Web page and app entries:
-- Opening Marker --
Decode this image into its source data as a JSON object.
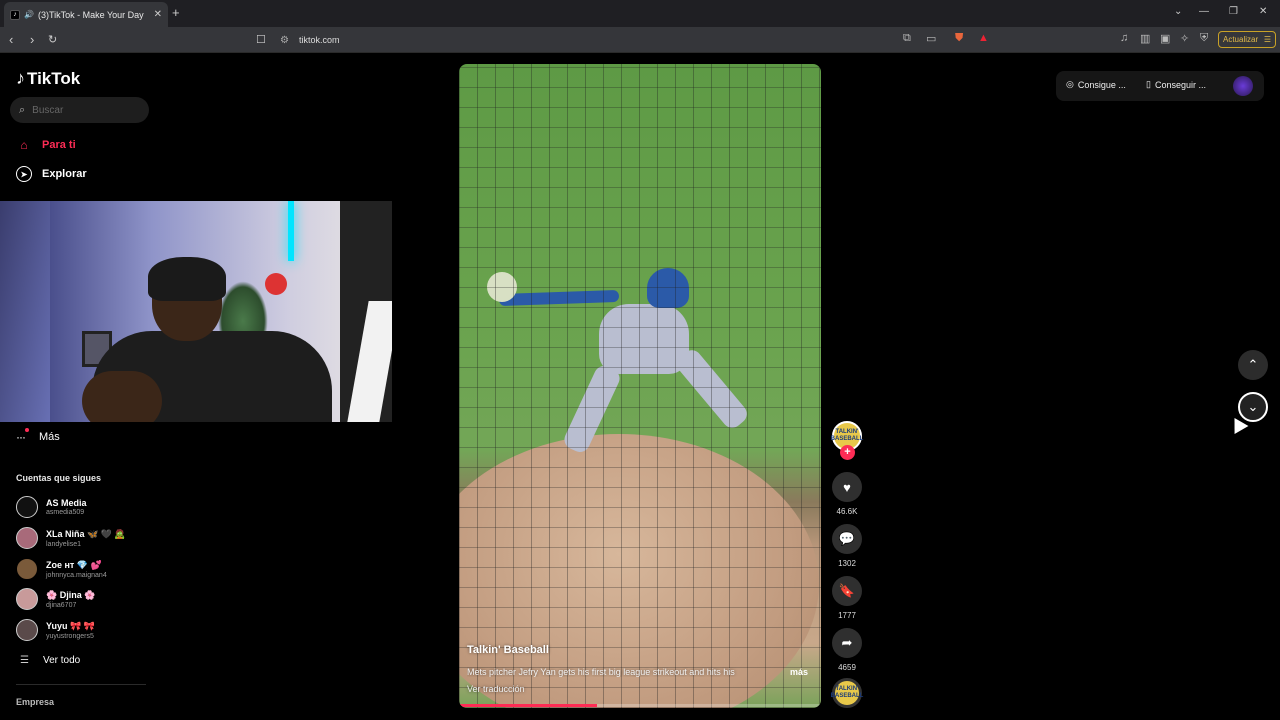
{
  "browser": {
    "tab_title": "(3)TikTok - Make Your Day",
    "tab_close": "✕",
    "new_tab": "+",
    "url": "tiktok.com",
    "update_button": "Actualizar",
    "window_controls": [
      "⌄",
      "—",
      "❐",
      "✕"
    ]
  },
  "sidebar": {
    "logo_text": "TikTok",
    "search_placeholder": "Buscar",
    "nav": [
      {
        "label": "Para ti",
        "icon": "home-icon",
        "active": true
      },
      {
        "label": "Explorar",
        "icon": "compass-icon",
        "active": false
      }
    ],
    "more_label": "Más",
    "following_heading": "Cuentas que sigues",
    "accounts": [
      {
        "name": "AS Media",
        "username": "asmedia509"
      },
      {
        "name": "XLa Niña 🦋 🖤 🧟",
        "username": "landyelise1"
      },
      {
        "name": "Zoe ʜᴛ 💎 💕",
        "username": "johnnyca.maignan4"
      },
      {
        "name": "🌸 Djina 🌸",
        "username": "djina6707"
      },
      {
        "name": "Yuyu 🎀 🎀",
        "username": "yuyustrongers5"
      }
    ],
    "see_all": "Ver todo",
    "company_heading": "Empresa"
  },
  "video": {
    "author": "Talkin' Baseball",
    "description": "Mets pitcher Jefry Yan gets his first big league strikeout and hits his",
    "more": "más",
    "translate": "Ver traducción",
    "progress": 0.38
  },
  "actions": {
    "creator_badge": "TALKIN' BASEBALL",
    "likes": "46.6K",
    "comments": "1302",
    "saves": "1777",
    "shares": "4659"
  },
  "topbar": {
    "get_coins": "Consigue ...",
    "get_app": "Conseguir ..."
  },
  "colors": {
    "accent": "#fe2c55",
    "update_gold": "#c9a227"
  }
}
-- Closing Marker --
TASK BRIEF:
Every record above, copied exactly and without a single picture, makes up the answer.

THE ANSWER:
Decode this image into its source data as a JSON object.
{
  "browser": {
    "tab_title": "(3)TikTok - Make Your Day",
    "tab_close": "✕",
    "new_tab": "+",
    "url": "tiktok.com",
    "update_button": "Actualizar",
    "window_controls": [
      "⌄",
      "—",
      "❐",
      "✕"
    ]
  },
  "sidebar": {
    "logo_text": "TikTok",
    "search_placeholder": "Buscar",
    "nav": [
      {
        "label": "Para ti",
        "icon": "home-icon",
        "active": true
      },
      {
        "label": "Explorar",
        "icon": "compass-icon",
        "active": false
      }
    ],
    "more_label": "Más",
    "following_heading": "Cuentas que sigues",
    "accounts": [
      {
        "name": "AS Media",
        "username": "asmedia509"
      },
      {
        "name": "XLa Niña 🦋 🖤 🧟",
        "username": "landyelise1"
      },
      {
        "name": "Zoe ʜᴛ 💎 💕",
        "username": "johnnyca.maignan4"
      },
      {
        "name": "🌸 Djina 🌸",
        "username": "djina6707"
      },
      {
        "name": "Yuyu 🎀 🎀",
        "username": "yuyustrongers5"
      }
    ],
    "see_all": "Ver todo",
    "company_heading": "Empresa"
  },
  "video": {
    "author": "Talkin' Baseball",
    "description": "Mets pitcher Jefry Yan gets his first big league strikeout and hits his",
    "more": "más",
    "translate": "Ver traducción",
    "progress": 0.38
  },
  "actions": {
    "creator_badge": "TALKIN' BASEBALL",
    "likes": "46.6K",
    "comments": "1302",
    "saves": "1777",
    "shares": "4659"
  },
  "topbar": {
    "get_coins": "Consigue ...",
    "get_app": "Conseguir ..."
  },
  "colors": {
    "accent": "#fe2c55",
    "update_gold": "#c9a227"
  }
}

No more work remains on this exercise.